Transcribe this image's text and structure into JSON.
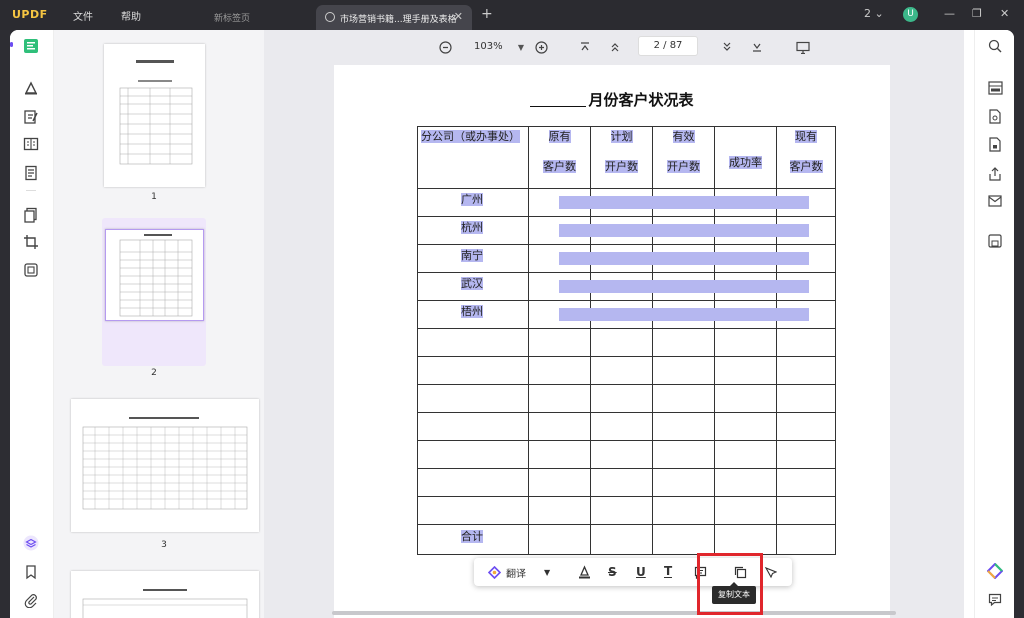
{
  "app": {
    "logo": "UPDF",
    "menu": [
      "文件",
      "帮助"
    ],
    "tab_inactive": "新标签页",
    "tab_active": "市场营销书籍...理手册及表格",
    "window_count": "2",
    "avatar_letter": "U"
  },
  "toolbar": {
    "zoom": "103%",
    "current_page": "2",
    "page_sep": "/",
    "total_pages": "87"
  },
  "thumbnails": [
    {
      "label": "1"
    },
    {
      "label": "2"
    },
    {
      "label": "3"
    }
  ],
  "document": {
    "title": "月份客户状况表",
    "headers": {
      "col1": "分公司（或办事处）",
      "col2_top": "原有",
      "col2_bottom": "客户数",
      "col3_top": "计划",
      "col3_bottom": "开户数",
      "col4_top": "有效",
      "col4_bottom": "开户数",
      "col5": "成功率",
      "col6_top": "现有",
      "col6_bottom": "客户数"
    },
    "rows": [
      "广州",
      "杭州",
      "南宁",
      "武汉",
      "梧州",
      "",
      "",
      "",
      "",
      "",
      "",
      ""
    ],
    "total_label": "合计"
  },
  "float_toolbar": {
    "translate": "翻译",
    "copy_tooltip": "复制文本"
  },
  "colors": {
    "highlight": "#b5b7f0",
    "accent": "#6c4cf1",
    "annotation_box": "#e0262c"
  }
}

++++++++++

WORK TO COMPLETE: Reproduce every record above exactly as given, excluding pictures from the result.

SOLUTION TO THE PROBLEM:
Transcribe this image's text and structure into JSON.
{
  "app": {
    "logo": "UPDF",
    "menu": [
      "文件",
      "帮助"
    ],
    "tab_inactive": "新标签页",
    "tab_active": "市场营销书籍...理手册及表格",
    "window_count": "2",
    "avatar_letter": "U"
  },
  "toolbar": {
    "zoom": "103%",
    "current_page": "2",
    "page_sep": "/",
    "total_pages": "87"
  },
  "thumbnails": [
    {
      "label": "1"
    },
    {
      "label": "2"
    },
    {
      "label": "3"
    }
  ],
  "document": {
    "title": "月份客户状况表",
    "headers": {
      "col1": "分公司（或办事处）",
      "col2_top": "原有",
      "col2_bottom": "客户数",
      "col3_top": "计划",
      "col3_bottom": "开户数",
      "col4_top": "有效",
      "col4_bottom": "开户数",
      "col5": "成功率",
      "col6_top": "现有",
      "col6_bottom": "客户数"
    },
    "rows": [
      "广州",
      "杭州",
      "南宁",
      "武汉",
      "梧州",
      "",
      "",
      "",
      "",
      "",
      "",
      ""
    ],
    "total_label": "合计"
  },
  "float_toolbar": {
    "translate": "翻译",
    "copy_tooltip": "复制文本"
  },
  "colors": {
    "highlight": "#b5b7f0",
    "accent": "#6c4cf1",
    "annotation_box": "#e0262c"
  }
}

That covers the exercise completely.